# Dataset records

○ ○ ○

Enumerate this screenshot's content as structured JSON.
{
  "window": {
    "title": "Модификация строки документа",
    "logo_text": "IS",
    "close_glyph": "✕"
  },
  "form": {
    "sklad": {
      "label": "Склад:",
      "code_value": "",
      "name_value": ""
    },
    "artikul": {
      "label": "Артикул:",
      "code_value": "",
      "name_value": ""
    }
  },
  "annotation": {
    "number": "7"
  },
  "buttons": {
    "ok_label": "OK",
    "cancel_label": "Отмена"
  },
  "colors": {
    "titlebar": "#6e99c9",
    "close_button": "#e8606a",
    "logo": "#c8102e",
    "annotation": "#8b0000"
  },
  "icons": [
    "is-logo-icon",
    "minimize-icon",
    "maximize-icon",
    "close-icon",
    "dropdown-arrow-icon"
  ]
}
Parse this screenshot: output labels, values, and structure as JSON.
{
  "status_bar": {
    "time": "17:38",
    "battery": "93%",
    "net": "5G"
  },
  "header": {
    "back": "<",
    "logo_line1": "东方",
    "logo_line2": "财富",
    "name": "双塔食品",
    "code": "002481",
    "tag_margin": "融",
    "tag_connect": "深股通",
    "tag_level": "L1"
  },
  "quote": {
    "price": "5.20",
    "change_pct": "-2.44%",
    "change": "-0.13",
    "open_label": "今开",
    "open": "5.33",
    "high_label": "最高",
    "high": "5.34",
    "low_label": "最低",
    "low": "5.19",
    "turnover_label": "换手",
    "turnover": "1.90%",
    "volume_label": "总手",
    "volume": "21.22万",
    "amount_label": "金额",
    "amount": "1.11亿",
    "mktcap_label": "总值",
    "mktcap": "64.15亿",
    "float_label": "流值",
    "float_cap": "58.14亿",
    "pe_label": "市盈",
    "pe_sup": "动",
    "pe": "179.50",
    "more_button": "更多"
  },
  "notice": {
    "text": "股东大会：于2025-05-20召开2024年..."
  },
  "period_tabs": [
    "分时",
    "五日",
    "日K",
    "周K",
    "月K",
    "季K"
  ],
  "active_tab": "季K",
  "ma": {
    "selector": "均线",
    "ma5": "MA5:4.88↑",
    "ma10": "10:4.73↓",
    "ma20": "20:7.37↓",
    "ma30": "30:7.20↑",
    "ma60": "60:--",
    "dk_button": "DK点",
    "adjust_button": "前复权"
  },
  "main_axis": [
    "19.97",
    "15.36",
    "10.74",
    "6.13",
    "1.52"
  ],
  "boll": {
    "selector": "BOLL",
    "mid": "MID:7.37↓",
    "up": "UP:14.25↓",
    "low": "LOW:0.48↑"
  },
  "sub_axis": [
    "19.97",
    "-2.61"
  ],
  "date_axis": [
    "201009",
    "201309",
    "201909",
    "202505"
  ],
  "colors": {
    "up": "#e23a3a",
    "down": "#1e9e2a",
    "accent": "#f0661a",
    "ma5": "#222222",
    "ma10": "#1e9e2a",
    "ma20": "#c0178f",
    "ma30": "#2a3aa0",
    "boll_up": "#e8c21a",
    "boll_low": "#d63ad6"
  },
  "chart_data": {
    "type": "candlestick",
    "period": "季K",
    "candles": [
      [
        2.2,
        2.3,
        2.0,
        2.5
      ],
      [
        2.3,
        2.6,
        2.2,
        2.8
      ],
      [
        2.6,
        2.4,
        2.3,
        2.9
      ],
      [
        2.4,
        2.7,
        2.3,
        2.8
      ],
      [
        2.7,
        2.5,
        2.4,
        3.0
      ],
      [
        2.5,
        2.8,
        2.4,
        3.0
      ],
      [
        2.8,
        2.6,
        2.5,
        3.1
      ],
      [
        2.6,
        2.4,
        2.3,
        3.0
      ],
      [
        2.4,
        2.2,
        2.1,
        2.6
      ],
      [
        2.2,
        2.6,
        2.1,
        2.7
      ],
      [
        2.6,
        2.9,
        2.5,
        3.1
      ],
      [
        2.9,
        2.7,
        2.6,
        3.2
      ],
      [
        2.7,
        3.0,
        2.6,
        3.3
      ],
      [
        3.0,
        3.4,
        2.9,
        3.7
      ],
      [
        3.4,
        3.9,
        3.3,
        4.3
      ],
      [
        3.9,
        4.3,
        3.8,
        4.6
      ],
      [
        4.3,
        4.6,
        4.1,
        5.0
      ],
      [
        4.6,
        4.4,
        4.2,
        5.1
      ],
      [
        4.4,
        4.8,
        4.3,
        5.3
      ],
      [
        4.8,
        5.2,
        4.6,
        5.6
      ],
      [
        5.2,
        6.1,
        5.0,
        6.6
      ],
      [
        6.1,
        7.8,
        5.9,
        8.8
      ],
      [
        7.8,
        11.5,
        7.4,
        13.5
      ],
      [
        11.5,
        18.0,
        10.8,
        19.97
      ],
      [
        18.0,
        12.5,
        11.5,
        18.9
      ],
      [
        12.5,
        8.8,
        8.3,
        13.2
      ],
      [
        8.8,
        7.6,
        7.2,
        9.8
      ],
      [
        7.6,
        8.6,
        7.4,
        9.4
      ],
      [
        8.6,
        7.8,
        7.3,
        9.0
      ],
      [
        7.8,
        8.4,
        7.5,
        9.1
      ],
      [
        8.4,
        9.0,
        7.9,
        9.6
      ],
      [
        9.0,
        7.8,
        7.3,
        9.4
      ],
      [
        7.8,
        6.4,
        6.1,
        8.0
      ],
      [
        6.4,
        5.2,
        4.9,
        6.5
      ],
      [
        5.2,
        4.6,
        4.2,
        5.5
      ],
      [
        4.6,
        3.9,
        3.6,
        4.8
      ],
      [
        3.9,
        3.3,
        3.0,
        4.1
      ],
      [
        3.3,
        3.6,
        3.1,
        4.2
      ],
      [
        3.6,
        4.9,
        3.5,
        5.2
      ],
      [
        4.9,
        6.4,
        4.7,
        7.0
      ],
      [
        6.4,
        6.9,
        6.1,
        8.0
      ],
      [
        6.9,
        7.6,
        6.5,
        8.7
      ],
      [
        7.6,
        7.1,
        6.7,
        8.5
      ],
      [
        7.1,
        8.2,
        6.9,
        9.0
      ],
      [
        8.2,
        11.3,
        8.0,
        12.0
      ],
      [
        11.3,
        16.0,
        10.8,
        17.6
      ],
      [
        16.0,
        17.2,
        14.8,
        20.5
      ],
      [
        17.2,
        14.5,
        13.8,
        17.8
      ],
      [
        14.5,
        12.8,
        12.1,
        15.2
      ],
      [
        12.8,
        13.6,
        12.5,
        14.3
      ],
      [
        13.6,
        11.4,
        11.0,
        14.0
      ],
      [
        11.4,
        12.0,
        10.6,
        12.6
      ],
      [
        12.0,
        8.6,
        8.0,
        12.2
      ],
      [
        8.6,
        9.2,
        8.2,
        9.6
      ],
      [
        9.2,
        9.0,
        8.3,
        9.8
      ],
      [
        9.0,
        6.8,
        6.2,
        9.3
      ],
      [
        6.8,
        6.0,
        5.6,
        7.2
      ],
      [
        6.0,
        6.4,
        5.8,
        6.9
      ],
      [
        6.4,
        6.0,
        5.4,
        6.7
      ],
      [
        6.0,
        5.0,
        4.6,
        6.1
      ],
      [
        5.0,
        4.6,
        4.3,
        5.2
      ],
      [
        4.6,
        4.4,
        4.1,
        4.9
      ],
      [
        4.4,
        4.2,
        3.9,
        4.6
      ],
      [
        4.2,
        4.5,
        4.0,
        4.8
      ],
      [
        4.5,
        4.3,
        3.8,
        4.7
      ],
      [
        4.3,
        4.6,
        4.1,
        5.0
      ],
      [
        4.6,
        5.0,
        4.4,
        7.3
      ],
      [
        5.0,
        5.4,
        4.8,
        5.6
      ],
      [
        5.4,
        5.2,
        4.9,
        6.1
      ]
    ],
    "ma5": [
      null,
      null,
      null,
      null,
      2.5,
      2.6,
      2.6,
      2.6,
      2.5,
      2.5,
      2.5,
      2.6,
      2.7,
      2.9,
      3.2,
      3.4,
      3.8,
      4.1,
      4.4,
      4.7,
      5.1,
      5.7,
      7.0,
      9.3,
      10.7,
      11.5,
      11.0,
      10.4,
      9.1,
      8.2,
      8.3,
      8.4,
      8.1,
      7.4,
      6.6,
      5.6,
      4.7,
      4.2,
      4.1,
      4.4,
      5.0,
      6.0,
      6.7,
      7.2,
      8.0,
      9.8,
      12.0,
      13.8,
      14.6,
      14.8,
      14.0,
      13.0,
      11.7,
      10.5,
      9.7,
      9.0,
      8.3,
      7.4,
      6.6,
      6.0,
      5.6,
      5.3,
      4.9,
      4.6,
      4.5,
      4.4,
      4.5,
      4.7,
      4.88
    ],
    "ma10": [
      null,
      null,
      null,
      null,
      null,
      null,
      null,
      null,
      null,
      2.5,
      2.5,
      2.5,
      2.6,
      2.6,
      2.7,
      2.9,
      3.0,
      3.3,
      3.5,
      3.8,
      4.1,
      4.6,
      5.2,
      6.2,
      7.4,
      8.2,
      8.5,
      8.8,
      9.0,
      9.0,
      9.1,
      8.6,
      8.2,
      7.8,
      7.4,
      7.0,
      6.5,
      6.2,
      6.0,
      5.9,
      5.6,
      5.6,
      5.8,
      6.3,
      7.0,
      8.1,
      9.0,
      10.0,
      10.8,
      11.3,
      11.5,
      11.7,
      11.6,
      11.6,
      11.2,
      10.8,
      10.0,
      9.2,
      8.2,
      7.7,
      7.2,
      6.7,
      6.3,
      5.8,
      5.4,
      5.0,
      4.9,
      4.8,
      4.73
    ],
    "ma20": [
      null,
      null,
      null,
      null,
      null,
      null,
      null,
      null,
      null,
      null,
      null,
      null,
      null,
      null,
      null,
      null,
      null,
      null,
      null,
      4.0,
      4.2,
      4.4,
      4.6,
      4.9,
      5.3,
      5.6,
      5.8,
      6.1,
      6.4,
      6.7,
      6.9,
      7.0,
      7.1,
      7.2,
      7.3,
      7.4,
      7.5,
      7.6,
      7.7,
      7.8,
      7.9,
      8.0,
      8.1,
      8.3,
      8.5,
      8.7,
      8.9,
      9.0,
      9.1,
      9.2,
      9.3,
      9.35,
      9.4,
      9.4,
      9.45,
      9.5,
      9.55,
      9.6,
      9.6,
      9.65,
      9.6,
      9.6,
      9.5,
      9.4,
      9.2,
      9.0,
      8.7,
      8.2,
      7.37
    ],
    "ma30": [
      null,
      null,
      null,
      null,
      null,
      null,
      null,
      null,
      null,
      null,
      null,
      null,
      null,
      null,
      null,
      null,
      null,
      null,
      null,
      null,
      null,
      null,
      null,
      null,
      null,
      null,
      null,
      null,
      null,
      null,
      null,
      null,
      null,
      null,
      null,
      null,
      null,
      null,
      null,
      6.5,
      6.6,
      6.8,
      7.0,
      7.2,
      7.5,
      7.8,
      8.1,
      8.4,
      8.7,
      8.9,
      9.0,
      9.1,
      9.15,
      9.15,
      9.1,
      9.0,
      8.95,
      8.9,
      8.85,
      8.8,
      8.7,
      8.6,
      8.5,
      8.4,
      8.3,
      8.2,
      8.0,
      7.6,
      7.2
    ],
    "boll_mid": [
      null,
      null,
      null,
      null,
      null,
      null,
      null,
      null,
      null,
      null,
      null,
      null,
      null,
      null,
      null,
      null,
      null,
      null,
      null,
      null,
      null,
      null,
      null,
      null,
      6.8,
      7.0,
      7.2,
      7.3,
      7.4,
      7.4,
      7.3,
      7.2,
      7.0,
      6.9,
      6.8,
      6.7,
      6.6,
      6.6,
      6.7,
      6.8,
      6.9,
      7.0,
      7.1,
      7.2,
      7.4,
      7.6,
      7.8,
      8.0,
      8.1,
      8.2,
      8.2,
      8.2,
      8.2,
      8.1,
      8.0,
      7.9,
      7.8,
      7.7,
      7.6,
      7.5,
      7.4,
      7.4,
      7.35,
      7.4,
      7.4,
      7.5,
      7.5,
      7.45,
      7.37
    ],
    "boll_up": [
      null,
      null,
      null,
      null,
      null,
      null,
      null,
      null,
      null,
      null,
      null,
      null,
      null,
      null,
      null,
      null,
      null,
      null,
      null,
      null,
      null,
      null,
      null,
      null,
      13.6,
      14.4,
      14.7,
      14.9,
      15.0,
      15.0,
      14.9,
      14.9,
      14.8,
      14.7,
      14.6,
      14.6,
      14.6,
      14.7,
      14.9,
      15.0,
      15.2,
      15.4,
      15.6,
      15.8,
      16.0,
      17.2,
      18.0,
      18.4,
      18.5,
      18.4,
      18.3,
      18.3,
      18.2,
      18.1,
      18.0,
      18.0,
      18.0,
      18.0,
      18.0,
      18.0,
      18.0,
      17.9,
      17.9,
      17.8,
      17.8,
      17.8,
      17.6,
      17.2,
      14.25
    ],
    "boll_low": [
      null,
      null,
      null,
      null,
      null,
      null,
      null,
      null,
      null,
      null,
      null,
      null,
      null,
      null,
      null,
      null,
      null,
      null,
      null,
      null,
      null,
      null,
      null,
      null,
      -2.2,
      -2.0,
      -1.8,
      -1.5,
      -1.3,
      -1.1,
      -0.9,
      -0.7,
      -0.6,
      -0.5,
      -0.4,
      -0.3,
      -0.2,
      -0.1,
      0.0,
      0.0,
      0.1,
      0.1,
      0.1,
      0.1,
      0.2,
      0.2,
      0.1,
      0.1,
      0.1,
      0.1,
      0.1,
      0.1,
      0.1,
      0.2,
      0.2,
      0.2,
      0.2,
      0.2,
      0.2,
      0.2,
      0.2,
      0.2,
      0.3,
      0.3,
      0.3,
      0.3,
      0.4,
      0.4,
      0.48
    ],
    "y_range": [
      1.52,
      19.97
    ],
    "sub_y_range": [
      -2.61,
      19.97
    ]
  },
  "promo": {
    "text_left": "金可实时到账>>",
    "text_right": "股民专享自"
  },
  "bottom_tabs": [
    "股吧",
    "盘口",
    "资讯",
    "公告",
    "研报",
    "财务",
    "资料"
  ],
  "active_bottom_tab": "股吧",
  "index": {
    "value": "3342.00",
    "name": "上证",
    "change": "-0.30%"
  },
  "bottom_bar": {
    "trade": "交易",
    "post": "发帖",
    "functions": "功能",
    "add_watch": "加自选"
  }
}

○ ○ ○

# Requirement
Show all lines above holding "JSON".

# The completed task
Enumerate this screenshot's content as structured JSON.
Parse this screenshot: output labels, values, and structure as JSON.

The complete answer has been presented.